ICYMI — Dems Intro “WAGE” Act: We reported last week on the drastic legislative proposal introduced to increase NLRB penalties against employers, to facilitate union organizing. In addition to our summary piece and this document including proposed changes to the NLRA in redline, we provided links to some additional resources and coverage. Add to those, this Washington Examiner piece and this EPI post promoting the bill.
Three For The Road: Law360 ($) today summarizes three notable NLRB decisions issued during former Member Harry Johnson’s final days on the job. Lest they be lost in the overshadowing of the Board’s major Browning-Ferris decision, the piece highlights:

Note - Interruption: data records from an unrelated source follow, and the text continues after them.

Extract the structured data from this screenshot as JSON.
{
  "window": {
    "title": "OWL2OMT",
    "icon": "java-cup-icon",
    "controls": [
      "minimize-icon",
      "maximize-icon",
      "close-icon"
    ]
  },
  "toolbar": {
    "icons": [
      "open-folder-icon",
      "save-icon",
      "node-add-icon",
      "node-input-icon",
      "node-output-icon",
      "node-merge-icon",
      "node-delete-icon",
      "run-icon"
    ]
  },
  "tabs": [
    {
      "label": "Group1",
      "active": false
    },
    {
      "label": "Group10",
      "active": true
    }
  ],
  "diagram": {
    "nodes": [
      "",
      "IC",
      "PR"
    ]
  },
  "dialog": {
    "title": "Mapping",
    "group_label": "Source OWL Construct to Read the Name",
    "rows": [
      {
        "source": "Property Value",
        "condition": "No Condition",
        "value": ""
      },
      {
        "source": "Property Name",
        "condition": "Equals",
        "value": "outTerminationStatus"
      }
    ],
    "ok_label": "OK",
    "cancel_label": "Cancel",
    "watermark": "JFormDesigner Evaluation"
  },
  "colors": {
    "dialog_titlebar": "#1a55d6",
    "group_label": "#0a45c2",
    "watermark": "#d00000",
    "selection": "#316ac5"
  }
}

- GVS Properties, 362 NLRB No. 194, Case No. 29-CA-077359 (Aug. 27 2015), wherein the Board ruled that an employer “which purchased several properties in New York City and was legally obligated to retain building service workers, qualified as a successor employer that had to bargain with a union that represented workers at those properties.”
- Lincoln Lutherine of Racine, 362 NLRB No. 188, Case No. 30-CA-111099 (Aug. 27, 2015), which we discussed here, wherein the Board cast aside 50 years of precedent to require employers to continue union dues checkoff payments following contract expiration.
- On Assignment Staffing Services, Inc., 362 NLRB No. 189, 32-CA-095025 (Aug. 27, 2015), in which the Board “declared that mandatory arbitration agreements that require workers to waive their right to pursue class or collective action claims violated federal labor law.”
Joint Employer Impact: And businesses of all types are still struggling to determine how the Board’s recent Browning-Ferris decision, with its amorphous, results-driven “standard,” will impact popular business models. Former NLRB Member Marshall Babson took to the New York Times Opinion Pages to criticize “[This] Impractical and Dangerous Ruling.” SHRM notes that the “NLRB’s New Joint Employer Test May Impact OSHA” obligations as well. Finally, this analysis by CIO looks at “How ‘joint employer’ ruling impacts IT outsourcing customers.”